_To do_:
Retype each entry below, keeping every character the same.

++++

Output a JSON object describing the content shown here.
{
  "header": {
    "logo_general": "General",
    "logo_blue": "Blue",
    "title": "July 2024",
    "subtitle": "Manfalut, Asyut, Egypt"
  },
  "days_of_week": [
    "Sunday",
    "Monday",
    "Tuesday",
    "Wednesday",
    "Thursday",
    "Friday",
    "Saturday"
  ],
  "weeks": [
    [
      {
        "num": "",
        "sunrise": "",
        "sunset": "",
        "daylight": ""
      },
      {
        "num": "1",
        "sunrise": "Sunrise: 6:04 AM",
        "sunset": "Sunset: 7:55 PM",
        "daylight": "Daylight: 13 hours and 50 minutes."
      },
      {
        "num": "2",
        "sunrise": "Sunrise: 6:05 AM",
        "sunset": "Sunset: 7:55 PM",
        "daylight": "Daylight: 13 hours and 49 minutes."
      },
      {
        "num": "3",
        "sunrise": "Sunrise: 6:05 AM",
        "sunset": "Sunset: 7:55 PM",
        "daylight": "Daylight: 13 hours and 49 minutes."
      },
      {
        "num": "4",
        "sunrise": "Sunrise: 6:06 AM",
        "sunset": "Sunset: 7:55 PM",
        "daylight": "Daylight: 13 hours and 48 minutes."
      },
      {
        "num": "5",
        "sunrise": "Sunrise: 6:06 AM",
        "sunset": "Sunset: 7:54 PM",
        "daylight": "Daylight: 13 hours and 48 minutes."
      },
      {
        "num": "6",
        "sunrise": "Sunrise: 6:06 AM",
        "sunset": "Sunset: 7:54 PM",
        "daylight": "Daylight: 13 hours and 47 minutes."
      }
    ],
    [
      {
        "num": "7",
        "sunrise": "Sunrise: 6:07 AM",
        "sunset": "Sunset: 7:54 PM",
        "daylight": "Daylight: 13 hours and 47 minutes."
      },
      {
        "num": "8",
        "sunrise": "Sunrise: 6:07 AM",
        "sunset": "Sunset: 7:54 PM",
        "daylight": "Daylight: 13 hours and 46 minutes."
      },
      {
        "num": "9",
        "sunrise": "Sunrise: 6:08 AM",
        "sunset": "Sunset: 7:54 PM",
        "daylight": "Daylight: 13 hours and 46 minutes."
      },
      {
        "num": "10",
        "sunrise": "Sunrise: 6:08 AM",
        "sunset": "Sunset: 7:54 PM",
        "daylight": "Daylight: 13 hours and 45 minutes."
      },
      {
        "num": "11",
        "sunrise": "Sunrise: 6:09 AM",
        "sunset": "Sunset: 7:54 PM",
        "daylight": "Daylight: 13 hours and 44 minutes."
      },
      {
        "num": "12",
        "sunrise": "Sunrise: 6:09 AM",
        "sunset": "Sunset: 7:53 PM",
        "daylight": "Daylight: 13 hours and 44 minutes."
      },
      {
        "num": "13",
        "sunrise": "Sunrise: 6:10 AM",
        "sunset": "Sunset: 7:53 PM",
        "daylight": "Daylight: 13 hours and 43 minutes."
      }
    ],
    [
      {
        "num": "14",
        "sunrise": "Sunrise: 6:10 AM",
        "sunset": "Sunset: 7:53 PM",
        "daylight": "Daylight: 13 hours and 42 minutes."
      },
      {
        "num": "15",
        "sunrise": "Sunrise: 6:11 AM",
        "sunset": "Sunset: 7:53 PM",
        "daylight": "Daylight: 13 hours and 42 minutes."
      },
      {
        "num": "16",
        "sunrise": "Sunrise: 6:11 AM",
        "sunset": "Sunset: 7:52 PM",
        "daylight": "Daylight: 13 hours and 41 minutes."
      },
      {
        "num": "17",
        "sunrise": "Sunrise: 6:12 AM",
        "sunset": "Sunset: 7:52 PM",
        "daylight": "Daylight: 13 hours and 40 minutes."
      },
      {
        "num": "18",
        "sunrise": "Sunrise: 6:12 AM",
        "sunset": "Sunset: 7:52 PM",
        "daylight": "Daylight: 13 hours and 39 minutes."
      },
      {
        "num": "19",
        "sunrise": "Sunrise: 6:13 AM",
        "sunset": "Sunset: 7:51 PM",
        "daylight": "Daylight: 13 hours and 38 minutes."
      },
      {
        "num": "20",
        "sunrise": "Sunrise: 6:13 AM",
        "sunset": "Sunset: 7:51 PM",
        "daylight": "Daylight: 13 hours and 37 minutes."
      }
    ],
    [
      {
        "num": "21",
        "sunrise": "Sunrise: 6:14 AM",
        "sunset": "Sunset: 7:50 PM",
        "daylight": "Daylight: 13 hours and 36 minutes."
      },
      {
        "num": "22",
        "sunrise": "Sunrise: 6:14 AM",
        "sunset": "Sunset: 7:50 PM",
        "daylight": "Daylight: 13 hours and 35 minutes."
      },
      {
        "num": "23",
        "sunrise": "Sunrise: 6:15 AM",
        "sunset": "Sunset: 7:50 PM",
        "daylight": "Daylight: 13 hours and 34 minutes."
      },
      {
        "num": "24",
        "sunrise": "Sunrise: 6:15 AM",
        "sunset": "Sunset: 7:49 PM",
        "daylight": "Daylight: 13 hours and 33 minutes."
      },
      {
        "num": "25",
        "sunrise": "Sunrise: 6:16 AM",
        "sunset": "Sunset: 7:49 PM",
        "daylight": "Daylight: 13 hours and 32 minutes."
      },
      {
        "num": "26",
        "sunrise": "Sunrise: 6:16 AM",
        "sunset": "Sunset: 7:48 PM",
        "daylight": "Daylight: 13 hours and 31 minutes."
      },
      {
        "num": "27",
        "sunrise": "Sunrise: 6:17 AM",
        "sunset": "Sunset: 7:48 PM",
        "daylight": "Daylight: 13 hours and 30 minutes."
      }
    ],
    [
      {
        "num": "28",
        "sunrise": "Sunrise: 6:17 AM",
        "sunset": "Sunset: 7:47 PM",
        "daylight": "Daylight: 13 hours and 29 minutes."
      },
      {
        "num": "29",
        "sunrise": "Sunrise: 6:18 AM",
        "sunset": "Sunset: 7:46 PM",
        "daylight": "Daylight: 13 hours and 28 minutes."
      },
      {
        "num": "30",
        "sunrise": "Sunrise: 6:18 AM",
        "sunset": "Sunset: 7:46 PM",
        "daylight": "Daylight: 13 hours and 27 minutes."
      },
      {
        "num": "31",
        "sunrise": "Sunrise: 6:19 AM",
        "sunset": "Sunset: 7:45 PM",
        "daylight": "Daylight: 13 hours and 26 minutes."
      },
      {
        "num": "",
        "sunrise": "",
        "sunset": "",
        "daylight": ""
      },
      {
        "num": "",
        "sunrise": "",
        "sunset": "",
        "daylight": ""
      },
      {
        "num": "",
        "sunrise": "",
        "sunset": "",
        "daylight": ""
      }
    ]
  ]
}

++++

_Exercise output_:
Output a JSON object describing the content shown here.
{
  "header": {
    "logo_general": "General",
    "logo_blue": "Blue",
    "title": "July 2024",
    "subtitle": "Manfalut, Asyut, Egypt"
  },
  "days_of_week": [
    "Sunday",
    "Monday",
    "Tuesday",
    "Wednesday",
    "Thursday",
    "Friday",
    "Saturday"
  ],
  "weeks": [
    [
      {
        "num": "",
        "sunrise": "",
        "sunset": "",
        "daylight": ""
      },
      {
        "num": "1",
        "sunrise": "Sunrise: 6:04 AM",
        "sunset": "Sunset: 7:55 PM",
        "daylight": "Daylight: 13 hours and 50 minutes."
      },
      {
        "num": "2",
        "sunrise": "Sunrise: 6:05 AM",
        "sunset": "Sunset: 7:55 PM",
        "daylight": "Daylight: 13 hours and 49 minutes."
      },
      {
        "num": "3",
        "sunrise": "Sunrise: 6:05 AM",
        "sunset": "Sunset: 7:55 PM",
        "daylight": "Daylight: 13 hours and 49 minutes."
      },
      {
        "num": "4",
        "sunrise": "Sunrise: 6:06 AM",
        "sunset": "Sunset: 7:55 PM",
        "daylight": "Daylight: 13 hours and 48 minutes."
      },
      {
        "num": "5",
        "sunrise": "Sunrise: 6:06 AM",
        "sunset": "Sunset: 7:54 PM",
        "daylight": "Daylight: 13 hours and 48 minutes."
      },
      {
        "num": "6",
        "sunrise": "Sunrise: 6:06 AM",
        "sunset": "Sunset: 7:54 PM",
        "daylight": "Daylight: 13 hours and 47 minutes."
      }
    ],
    [
      {
        "num": "7",
        "sunrise": "Sunrise: 6:07 AM",
        "sunset": "Sunset: 7:54 PM",
        "daylight": "Daylight: 13 hours and 47 minutes."
      },
      {
        "num": "8",
        "sunrise": "Sunrise: 6:07 AM",
        "sunset": "Sunset: 7:54 PM",
        "daylight": "Daylight: 13 hours and 46 minutes."
      },
      {
        "num": "9",
        "sunrise": "Sunrise: 6:08 AM",
        "sunset": "Sunset: 7:54 PM",
        "daylight": "Daylight: 13 hours and 46 minutes."
      },
      {
        "num": "10",
        "sunrise": "Sunrise: 6:08 AM",
        "sunset": "Sunset: 7:54 PM",
        "daylight": "Daylight: 13 hours and 45 minutes."
      },
      {
        "num": "11",
        "sunrise": "Sunrise: 6:09 AM",
        "sunset": "Sunset: 7:54 PM",
        "daylight": "Daylight: 13 hours and 44 minutes."
      },
      {
        "num": "12",
        "sunrise": "Sunrise: 6:09 AM",
        "sunset": "Sunset: 7:53 PM",
        "daylight": "Daylight: 13 hours and 44 minutes."
      },
      {
        "num": "13",
        "sunrise": "Sunrise: 6:10 AM",
        "sunset": "Sunset: 7:53 PM",
        "daylight": "Daylight: 13 hours and 43 minutes."
      }
    ],
    [
      {
        "num": "14",
        "sunrise": "Sunrise: 6:10 AM",
        "sunset": "Sunset: 7:53 PM",
        "daylight": "Daylight: 13 hours and 42 minutes."
      },
      {
        "num": "15",
        "sunrise": "Sunrise: 6:11 AM",
        "sunset": "Sunset: 7:53 PM",
        "daylight": "Daylight: 13 hours and 42 minutes."
      },
      {
        "num": "16",
        "sunrise": "Sunrise: 6:11 AM",
        "sunset": "Sunset: 7:52 PM",
        "daylight": "Daylight: 13 hours and 41 minutes."
      },
      {
        "num": "17",
        "sunrise": "Sunrise: 6:12 AM",
        "sunset": "Sunset: 7:52 PM",
        "daylight": "Daylight: 13 hours and 40 minutes."
      },
      {
        "num": "18",
        "sunrise": "Sunrise: 6:12 AM",
        "sunset": "Sunset: 7:52 PM",
        "daylight": "Daylight: 13 hours and 39 minutes."
      },
      {
        "num": "19",
        "sunrise": "Sunrise: 6:13 AM",
        "sunset": "Sunset: 7:51 PM",
        "daylight": "Daylight: 13 hours and 38 minutes."
      },
      {
        "num": "20",
        "sunrise": "Sunrise: 6:13 AM",
        "sunset": "Sunset: 7:51 PM",
        "daylight": "Daylight: 13 hours and 37 minutes."
      }
    ],
    [
      {
        "num": "21",
        "sunrise": "Sunrise: 6:14 AM",
        "sunset": "Sunset: 7:50 PM",
        "daylight": "Daylight: 13 hours and 36 minutes."
      },
      {
        "num": "22",
        "sunrise": "Sunrise: 6:14 AM",
        "sunset": "Sunset: 7:50 PM",
        "daylight": "Daylight: 13 hours and 35 minutes."
      },
      {
        "num": "23",
        "sunrise": "Sunrise: 6:15 AM",
        "sunset": "Sunset: 7:50 PM",
        "daylight": "Daylight: 13 hours and 34 minutes."
      },
      {
        "num": "24",
        "sunrise": "Sunrise: 6:15 AM",
        "sunset": "Sunset: 7:49 PM",
        "daylight": "Daylight: 13 hours and 33 minutes."
      },
      {
        "num": "25",
        "sunrise": "Sunrise: 6:16 AM",
        "sunset": "Sunset: 7:49 PM",
        "daylight": "Daylight: 13 hours and 32 minutes."
      },
      {
        "num": "26",
        "sunrise": "Sunrise: 6:16 AM",
        "sunset": "Sunset: 7:48 PM",
        "daylight": "Daylight: 13 hours and 31 minutes."
      },
      {
        "num": "27",
        "sunrise": "Sunrise: 6:17 AM",
        "sunset": "Sunset: 7:48 PM",
        "daylight": "Daylight: 13 hours and 30 minutes."
      }
    ],
    [
      {
        "num": "28",
        "sunrise": "Sunrise: 6:17 AM",
        "sunset": "Sunset: 7:47 PM",
        "daylight": "Daylight: 13 hours and 29 minutes."
      },
      {
        "num": "29",
        "sunrise": "Sunrise: 6:18 AM",
        "sunset": "Sunset: 7:46 PM",
        "daylight": "Daylight: 13 hours and 28 minutes."
      },
      {
        "num": "30",
        "sunrise": "Sunrise: 6:18 AM",
        "sunset": "Sunset: 7:46 PM",
        "daylight": "Daylight: 13 hours and 27 minutes."
      },
      {
        "num": "31",
        "sunrise": "Sunrise: 6:19 AM",
        "sunset": "Sunset: 7:45 PM",
        "daylight": "Daylight: 13 hours and 26 minutes."
      },
      {
        "num": "",
        "sunrise": "",
        "sunset": "",
        "daylight": ""
      },
      {
        "num": "",
        "sunrise": "",
        "sunset": "",
        "daylight": ""
      },
      {
        "num": "",
        "sunrise": "",
        "sunset": "",
        "daylight": ""
      }
    ]
  ]
}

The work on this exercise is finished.